Start of Stored data

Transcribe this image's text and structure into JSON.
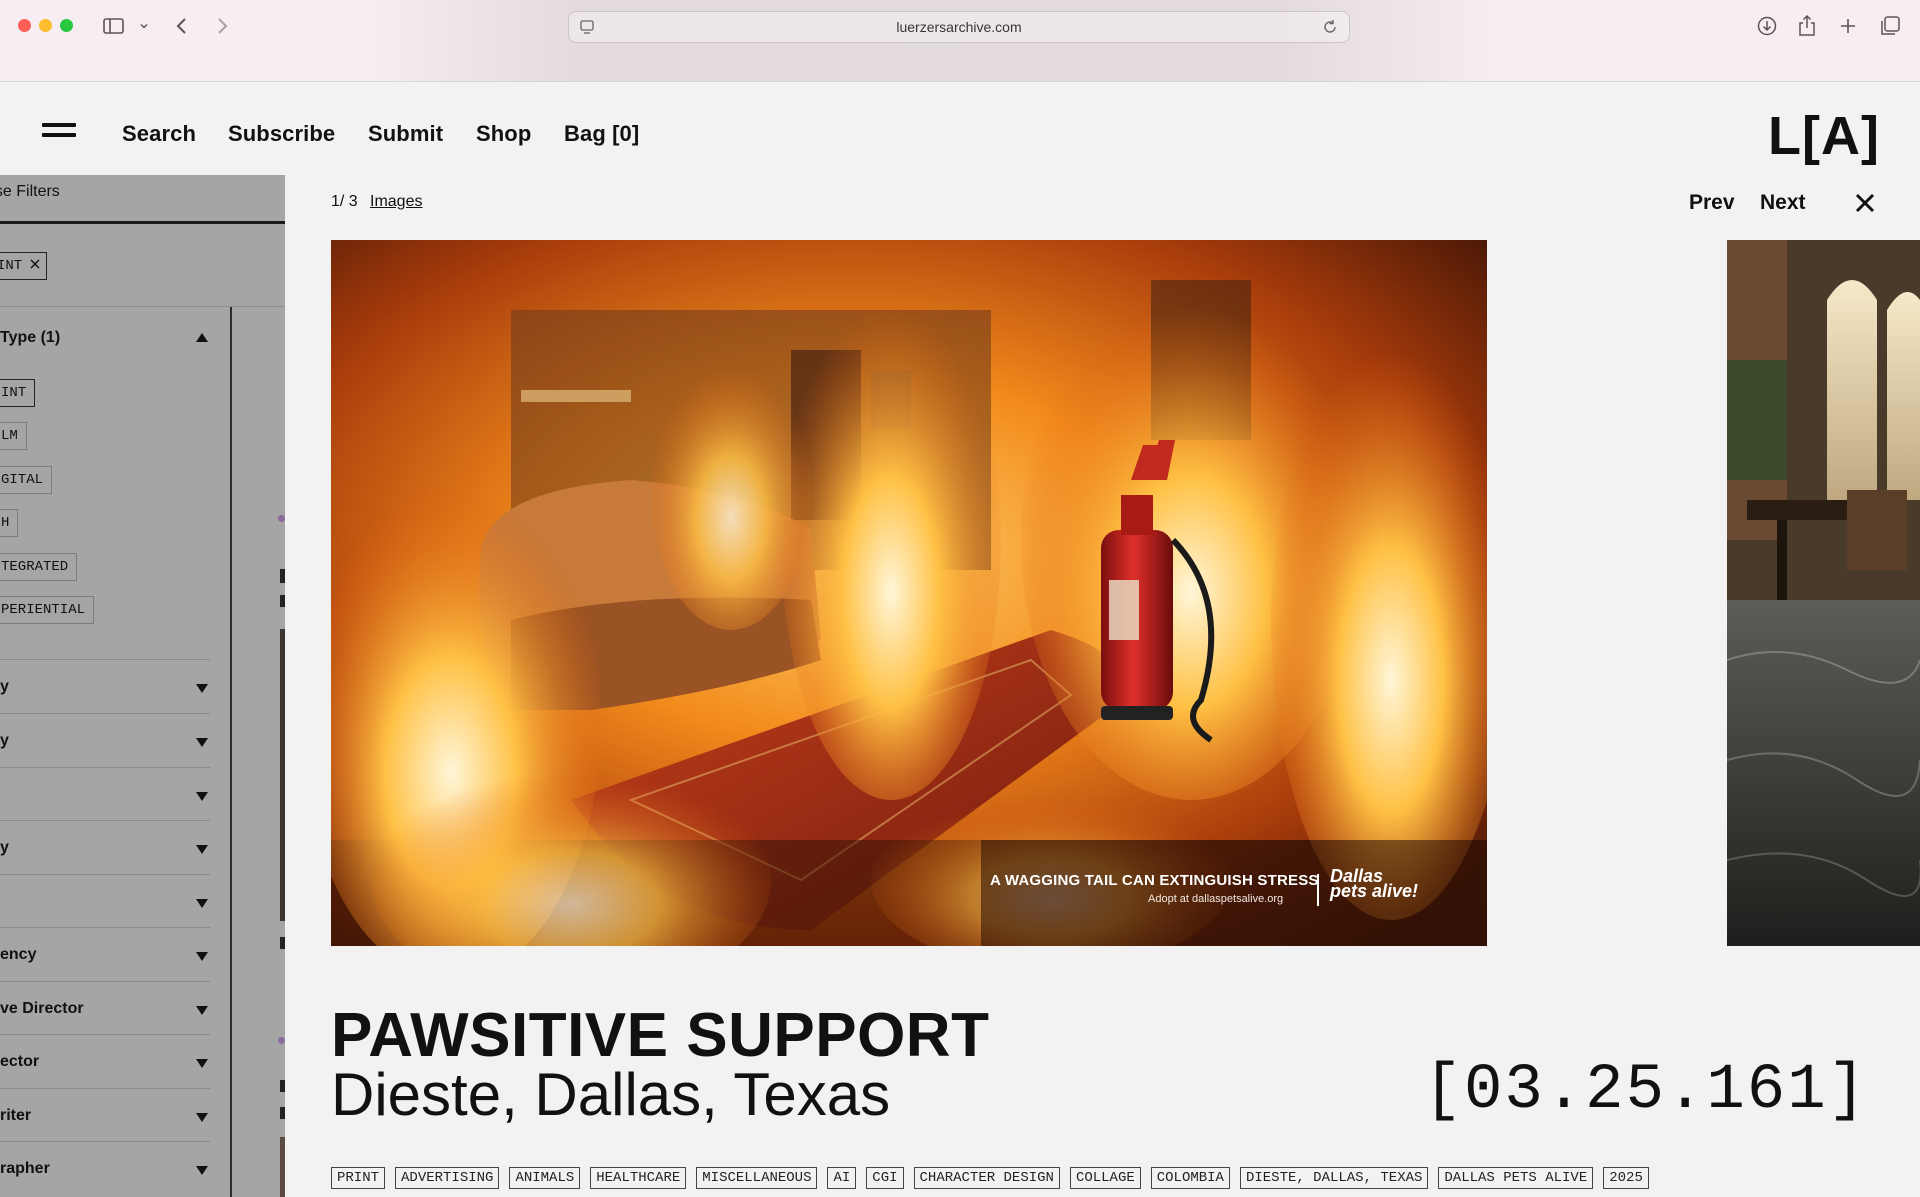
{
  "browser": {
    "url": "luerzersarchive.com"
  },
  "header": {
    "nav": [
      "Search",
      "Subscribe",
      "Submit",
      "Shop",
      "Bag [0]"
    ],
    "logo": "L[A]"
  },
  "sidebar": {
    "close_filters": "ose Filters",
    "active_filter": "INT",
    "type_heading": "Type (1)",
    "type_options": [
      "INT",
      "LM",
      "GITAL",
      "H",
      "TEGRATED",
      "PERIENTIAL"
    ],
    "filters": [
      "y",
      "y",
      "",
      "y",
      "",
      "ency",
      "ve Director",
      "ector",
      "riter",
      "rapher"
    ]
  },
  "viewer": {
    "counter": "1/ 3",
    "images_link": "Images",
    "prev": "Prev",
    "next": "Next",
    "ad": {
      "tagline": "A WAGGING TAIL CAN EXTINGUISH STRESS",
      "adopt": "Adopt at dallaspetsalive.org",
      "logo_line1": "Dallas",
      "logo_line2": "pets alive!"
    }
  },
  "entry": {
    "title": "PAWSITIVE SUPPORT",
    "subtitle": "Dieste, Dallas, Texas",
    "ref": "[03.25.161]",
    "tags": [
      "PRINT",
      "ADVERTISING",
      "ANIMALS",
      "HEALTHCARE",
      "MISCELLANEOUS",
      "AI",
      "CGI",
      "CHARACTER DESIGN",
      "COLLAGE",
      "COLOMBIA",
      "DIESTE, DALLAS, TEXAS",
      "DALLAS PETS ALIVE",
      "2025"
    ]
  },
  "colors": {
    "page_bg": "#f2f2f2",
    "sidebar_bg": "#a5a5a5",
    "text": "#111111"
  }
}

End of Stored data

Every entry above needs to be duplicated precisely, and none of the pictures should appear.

Transcribe this image's text and structure into JSON.
{
  "browser": {
    "url": "luerzersarchive.com"
  },
  "header": {
    "nav": [
      "Search",
      "Subscribe",
      "Submit",
      "Shop",
      "Bag [0]"
    ],
    "logo": "L[A]"
  },
  "sidebar": {
    "close_filters": "ose Filters",
    "active_filter": "INT",
    "type_heading": "Type (1)",
    "type_options": [
      "INT",
      "LM",
      "GITAL",
      "H",
      "TEGRATED",
      "PERIENTIAL"
    ],
    "filters": [
      "y",
      "y",
      "",
      "y",
      "",
      "ency",
      "ve Director",
      "ector",
      "riter",
      "rapher"
    ]
  },
  "viewer": {
    "counter": "1/ 3",
    "images_link": "Images",
    "prev": "Prev",
    "next": "Next",
    "ad": {
      "tagline": "A WAGGING TAIL CAN EXTINGUISH STRESS",
      "adopt": "Adopt at dallaspetsalive.org",
      "logo_line1": "Dallas",
      "logo_line2": "pets alive!"
    }
  },
  "entry": {
    "title": "PAWSITIVE SUPPORT",
    "subtitle": "Dieste, Dallas, Texas",
    "ref": "[03.25.161]",
    "tags": [
      "PRINT",
      "ADVERTISING",
      "ANIMALS",
      "HEALTHCARE",
      "MISCELLANEOUS",
      "AI",
      "CGI",
      "CHARACTER DESIGN",
      "COLLAGE",
      "COLOMBIA",
      "DIESTE, DALLAS, TEXAS",
      "DALLAS PETS ALIVE",
      "2025"
    ]
  },
  "colors": {
    "page_bg": "#f2f2f2",
    "sidebar_bg": "#a5a5a5",
    "text": "#111111"
  }
}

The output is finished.